Notre Dame’s Citrus Bowl victory over LSU served to not only put an exclamation point on a bounce-back, 10-win 2017 season after the struggles of 2016, but it also provided a harbinger of things to come as the calendar turned to 2018. After both teams struggled offensively in the first half — the Irish led 3-0 at halftime — the lead changed hands four times in the fourth quarter before an unlikely touchdown grab and run by Miles Boykin gave the Irish their second win over LSU in as many meetings. After trailing 14-6 early in the fourth quarter, the Irish tied the game when Ian Book hit Michael Young on a six-yard TD pass and Josh Adams pushed into the end zone for the two-point conversion. The Tigers then put together a 76-yard field goal drive to retake the lead with 2:03 remaining — giving the Irish just enough time for heroics. Just three plays after LSU pulled ahead, Boykin hauled in a one-handed catch from Ian Book, juked two defenders and raced in for a 55-yard go-ahead touchdown. The play earned Boykin Citrus Bowl MVP honors and helped set the stage for an undefeated 2018 the following season.
Sept. 1, 2018 — Irish Wear Green
On a steamy South Bend Saturday that brought ESPN’s College GameDay to town, the Irish renewed their rivalry — dormant since 2014 — with Michigan. To mark the occasion, the athletic department launched a month-long effort to turn Notre Dame Stadium green, to impressive results. Perhaps more impressive was the result on the field, a much more comfortable win for the Irish than the 24-17 final score indicated. Receiver-turned-running back Jafar Armstrong rushed for a pair of touchdowns and wide receiver Chris Finke Moss’d a Michigan defender for a 43-yard TD reception. Though the Wolverines threatened, a fumble recovery by Te’von Coney in the final minute iced the game for the Irish to start what would become an undefeated regular season.
Sept. 29, 2018 — “I’m Gonna Drink Outta That Cup”
Another moment involving a traveling trophy and Brian Kelly brandishing it in delight. Two days before taking on No. 7 Stanford in a top-10 match-up in 2018, the Irish head coach promised to drink from the Legends Trophy — a large crystal chalice — if the eighth-ranked Irish held onto it with a victory. He didn’t disappoint, downing Cardinal red Gatorade in the Irish locker room after a 38-17 win.
2018 — Undefeated

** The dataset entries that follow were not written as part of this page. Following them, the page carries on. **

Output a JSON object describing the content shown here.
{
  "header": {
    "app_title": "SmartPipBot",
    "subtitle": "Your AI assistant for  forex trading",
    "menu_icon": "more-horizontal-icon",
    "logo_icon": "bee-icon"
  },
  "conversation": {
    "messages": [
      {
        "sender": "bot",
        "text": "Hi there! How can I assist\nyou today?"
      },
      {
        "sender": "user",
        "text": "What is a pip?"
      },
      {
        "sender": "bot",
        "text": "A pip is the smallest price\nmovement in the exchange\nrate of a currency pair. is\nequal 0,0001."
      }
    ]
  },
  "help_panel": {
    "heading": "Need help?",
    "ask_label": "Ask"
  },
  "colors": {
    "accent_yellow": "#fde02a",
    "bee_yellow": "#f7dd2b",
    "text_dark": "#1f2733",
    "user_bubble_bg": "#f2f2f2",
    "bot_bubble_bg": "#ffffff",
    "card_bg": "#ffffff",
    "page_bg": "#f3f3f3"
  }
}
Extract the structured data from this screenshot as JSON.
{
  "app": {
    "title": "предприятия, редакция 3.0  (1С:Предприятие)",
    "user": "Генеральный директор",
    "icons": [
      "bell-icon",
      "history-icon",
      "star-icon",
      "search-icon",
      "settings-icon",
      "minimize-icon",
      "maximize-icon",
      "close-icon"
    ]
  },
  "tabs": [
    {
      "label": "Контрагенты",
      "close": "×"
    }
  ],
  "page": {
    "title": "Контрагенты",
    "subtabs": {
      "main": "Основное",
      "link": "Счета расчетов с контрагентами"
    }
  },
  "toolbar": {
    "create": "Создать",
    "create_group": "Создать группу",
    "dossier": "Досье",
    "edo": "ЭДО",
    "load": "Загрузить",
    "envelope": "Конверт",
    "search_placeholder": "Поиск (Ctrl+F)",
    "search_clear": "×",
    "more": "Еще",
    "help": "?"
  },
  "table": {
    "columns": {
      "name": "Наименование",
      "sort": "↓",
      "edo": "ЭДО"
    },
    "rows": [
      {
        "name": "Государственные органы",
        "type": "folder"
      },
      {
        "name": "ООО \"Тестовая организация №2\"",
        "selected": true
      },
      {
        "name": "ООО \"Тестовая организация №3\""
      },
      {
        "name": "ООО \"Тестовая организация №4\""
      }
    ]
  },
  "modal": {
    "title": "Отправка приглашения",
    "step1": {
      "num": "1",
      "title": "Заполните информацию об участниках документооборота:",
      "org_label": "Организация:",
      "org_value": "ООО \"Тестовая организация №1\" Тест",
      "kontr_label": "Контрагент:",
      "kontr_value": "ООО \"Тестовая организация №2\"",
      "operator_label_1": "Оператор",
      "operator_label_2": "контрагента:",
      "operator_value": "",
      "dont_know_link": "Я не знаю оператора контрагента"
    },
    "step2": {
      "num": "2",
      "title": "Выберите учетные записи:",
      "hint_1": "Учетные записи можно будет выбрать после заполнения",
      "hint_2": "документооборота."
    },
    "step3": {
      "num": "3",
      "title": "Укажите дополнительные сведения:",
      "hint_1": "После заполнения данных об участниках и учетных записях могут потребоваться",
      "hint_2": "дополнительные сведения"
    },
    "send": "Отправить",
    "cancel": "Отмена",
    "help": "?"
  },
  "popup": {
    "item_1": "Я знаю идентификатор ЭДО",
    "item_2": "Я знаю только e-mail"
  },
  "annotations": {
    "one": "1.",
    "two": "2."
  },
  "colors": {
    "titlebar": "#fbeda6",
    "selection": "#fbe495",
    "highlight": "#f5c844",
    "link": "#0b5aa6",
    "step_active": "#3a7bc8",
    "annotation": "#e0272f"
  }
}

For the first time since 1988*, the Irish finished the regular season undefeated, ranking third in the College Football Playoff rankings to earn a spot in the national semifinal at the Cotton Bowl. In so doing, the Irish were the only FBS team to finish the season unblemished with games against only FBS opponents. It also marked the second time in four season Notre Dame finished undefeated at Notre Dame Stadium, having also gone 6-0 at home in 2015. Along the way, the Irish defeated rivals Michigan, Stanford and USC, as well as Virginia Tech in their first trip to Lane Stadium and a top-12 Syracuse team at Yankee Stadium.
*Notre Dame’s 12-0 record in 2012 was vacated by discretionary NCAA penalty.